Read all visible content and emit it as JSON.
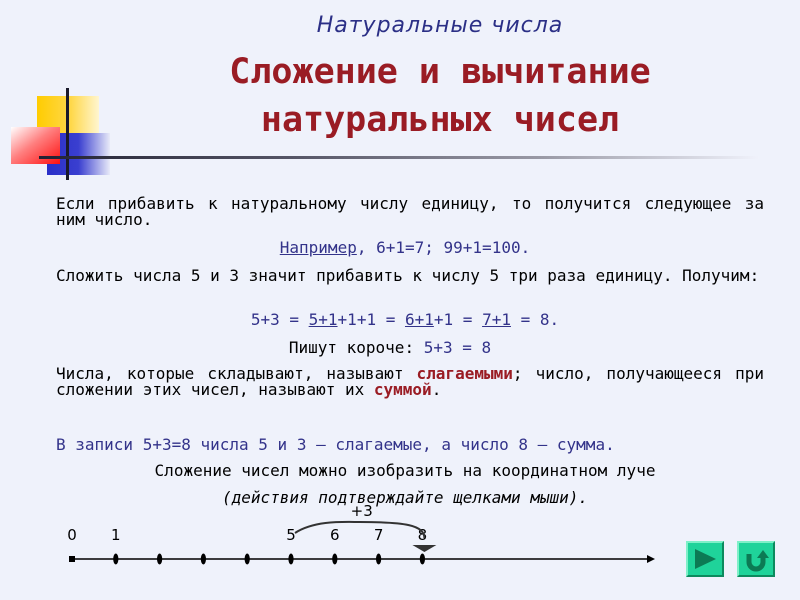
{
  "header": {
    "subtitle": "Натуральные числа",
    "title_line1": "Сложение и вычитание",
    "title_line2": "натуральных чисел"
  },
  "content": {
    "p1": "Если прибавить к натуральному числу единицу, то получится следующее за ним число.",
    "p2": {
      "example_link": "Например",
      "example_rest": ", 6+1=7; 99+1=100."
    },
    "p3": "Сложить числа 5 и 3 значит прибавить к числу 5 три раза единицу. Получим:",
    "p4": {
      "part1": "5+3 = ",
      "u1": "5+1",
      "part2": "+1+1 = ",
      "u2": "6+1",
      "part3": "+1 = ",
      "u3": "7+1",
      "part4": " = 8."
    },
    "p5": {
      "label": "Пишут короче: ",
      "formula": "5+3 = 8"
    },
    "p6": {
      "part1": "Числа, которые складывают, называют ",
      "term1": "слагаемыми",
      "part2": "; число, получающееся при сложении этих чисел, называют их ",
      "term2": "суммой",
      "part3": "."
    },
    "p7": "В записи 5+3=8 числа 5 и 3 – слагаемые, а число 8 – сумма.",
    "p8": "Сложение чисел можно изобразить на координатном луче",
    "p9": "(действия подтверждайте щелками мыши)."
  },
  "number_line": {
    "visible_labels": [
      {
        "value": 0,
        "text": "0"
      },
      {
        "value": 1,
        "text": "1"
      },
      {
        "value": 5,
        "text": "5"
      },
      {
        "value": 6,
        "text": "6"
      },
      {
        "value": 7,
        "text": "7"
      },
      {
        "value": 8,
        "text": "8"
      }
    ],
    "points": [
      0,
      1,
      2,
      3,
      4,
      5,
      6,
      7,
      8
    ],
    "jump": {
      "from": 5,
      "to": 8,
      "label": "+3"
    }
  },
  "nav": {
    "next_button": "next-slide",
    "return_button": "return"
  },
  "colors": {
    "background": "#eff2fb",
    "title": "#9a1c24",
    "subtitle": "#2b2f86",
    "highlight_blue": "#33338a",
    "button": "#1fd39a",
    "button_icon": "#0c7a54"
  }
}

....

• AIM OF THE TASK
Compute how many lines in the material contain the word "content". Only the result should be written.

• REPLY
2